The Finger Lakes Regional Economic Development Council has released a draft of its application for the Upstate Revitalization Initiative, the state program where seven Upstate regions are competing for one of three $500 million awards. And the key themes ought to sound very familiar.

The draft application focuses on three major industry areas: optics, photonics, and imaging; agriculture and food production; and next-generation manufacturing and technology. These industries were chosen as the application's foundation because they are already established here and they show substantial growth potential, says the draft. The council is now accepting public comments on the draft, which is available at It has to submit the final application to the state by October 5.

"Don't think it's all done," council co-chair Danny Wegman told FLREDC members last week. "In some ways it's just a beginning."

The draft lays out why the industries show potential, and identifies some strategies the region would use to help them grow. Expanding business incubators and accelerators, providing growing businesses with greater access to capital, and boosting university research are all part of the plan. And in many cases, those approaches will be tailored to specific industries.

The plan also ties into the Rochester-Monroe Anti-Poverty Task Force, and emphasizes job training, boosting high school graduation rates, and increasing the college-readiness of high school students.

Optics, photonics, and imaging is a logical area for the plan to focus on, given the recent announcement that a federal integrated photonics manufacturing institute will be based in Rochester. The region already has more than 100 photonics-related companies, while UR and RIT conduct vast amounts of research tied to the field.

The regional council believes it can use URI funding to build on all of that activity. For example, it proposes investing URI funding in shared facilities and equipment that researchers and companies can use, says the draft. And it wants to use some of the award money to make sure that small photonics companies can buy equipment they need to grow.

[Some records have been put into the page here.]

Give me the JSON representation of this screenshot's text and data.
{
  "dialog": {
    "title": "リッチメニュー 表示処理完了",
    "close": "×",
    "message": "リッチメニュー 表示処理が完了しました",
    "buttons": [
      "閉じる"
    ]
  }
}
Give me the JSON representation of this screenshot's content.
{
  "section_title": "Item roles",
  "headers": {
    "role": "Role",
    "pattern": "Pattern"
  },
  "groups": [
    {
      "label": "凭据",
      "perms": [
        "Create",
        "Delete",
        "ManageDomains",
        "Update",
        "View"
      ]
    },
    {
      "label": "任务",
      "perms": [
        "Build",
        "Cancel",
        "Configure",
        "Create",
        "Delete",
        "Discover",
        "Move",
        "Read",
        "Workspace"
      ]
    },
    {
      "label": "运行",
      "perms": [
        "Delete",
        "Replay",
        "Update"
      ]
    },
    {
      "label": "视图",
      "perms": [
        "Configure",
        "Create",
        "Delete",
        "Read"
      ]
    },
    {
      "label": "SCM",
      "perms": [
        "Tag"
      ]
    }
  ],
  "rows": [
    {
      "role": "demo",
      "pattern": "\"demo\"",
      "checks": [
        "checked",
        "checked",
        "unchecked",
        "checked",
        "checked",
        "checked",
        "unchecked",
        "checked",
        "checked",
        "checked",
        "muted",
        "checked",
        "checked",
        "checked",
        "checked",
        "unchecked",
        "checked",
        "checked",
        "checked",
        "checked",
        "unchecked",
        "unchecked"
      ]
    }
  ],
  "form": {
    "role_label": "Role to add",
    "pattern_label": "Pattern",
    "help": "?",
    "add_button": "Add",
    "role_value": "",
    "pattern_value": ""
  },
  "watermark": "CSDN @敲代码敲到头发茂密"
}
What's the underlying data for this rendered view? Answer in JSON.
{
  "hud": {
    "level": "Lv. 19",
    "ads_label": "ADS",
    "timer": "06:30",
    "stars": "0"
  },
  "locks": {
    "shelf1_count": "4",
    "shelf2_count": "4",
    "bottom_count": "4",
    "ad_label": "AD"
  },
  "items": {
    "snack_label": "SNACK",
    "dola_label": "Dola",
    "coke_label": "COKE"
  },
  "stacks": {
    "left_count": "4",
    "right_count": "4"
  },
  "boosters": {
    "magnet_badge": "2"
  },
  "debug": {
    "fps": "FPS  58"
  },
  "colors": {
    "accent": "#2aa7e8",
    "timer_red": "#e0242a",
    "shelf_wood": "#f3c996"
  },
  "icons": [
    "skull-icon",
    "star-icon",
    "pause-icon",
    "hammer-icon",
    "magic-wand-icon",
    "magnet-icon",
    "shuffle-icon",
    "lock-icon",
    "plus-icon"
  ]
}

For next-generation manufacturing, the focus is on three hubs: Eastman Business Park; Rochester's Downtown Innovation Zone, which is centered around the Sibley building and RIT's Center for Urban Entrepreneurship; and the Science, Technology, and Advanced Manufacturing Park in Genesee County. But the only specific URI investment mentioned for those sites is a plan to further build out an energy storage technology commercialization center at Eastman Business Park.

The Finger Lakes region is responsible for one-quarter of the state's agricultural output, and it has the highest output of any single region in the state. Those products include everything from fresh fruits and vegetables to yogurt to world-renowned wines. And the sector could grow further with investment that spurs collaboration between producers, leads to better marketing of the region's wine trails, and provides training and transportation opportunities for workers, the draft says.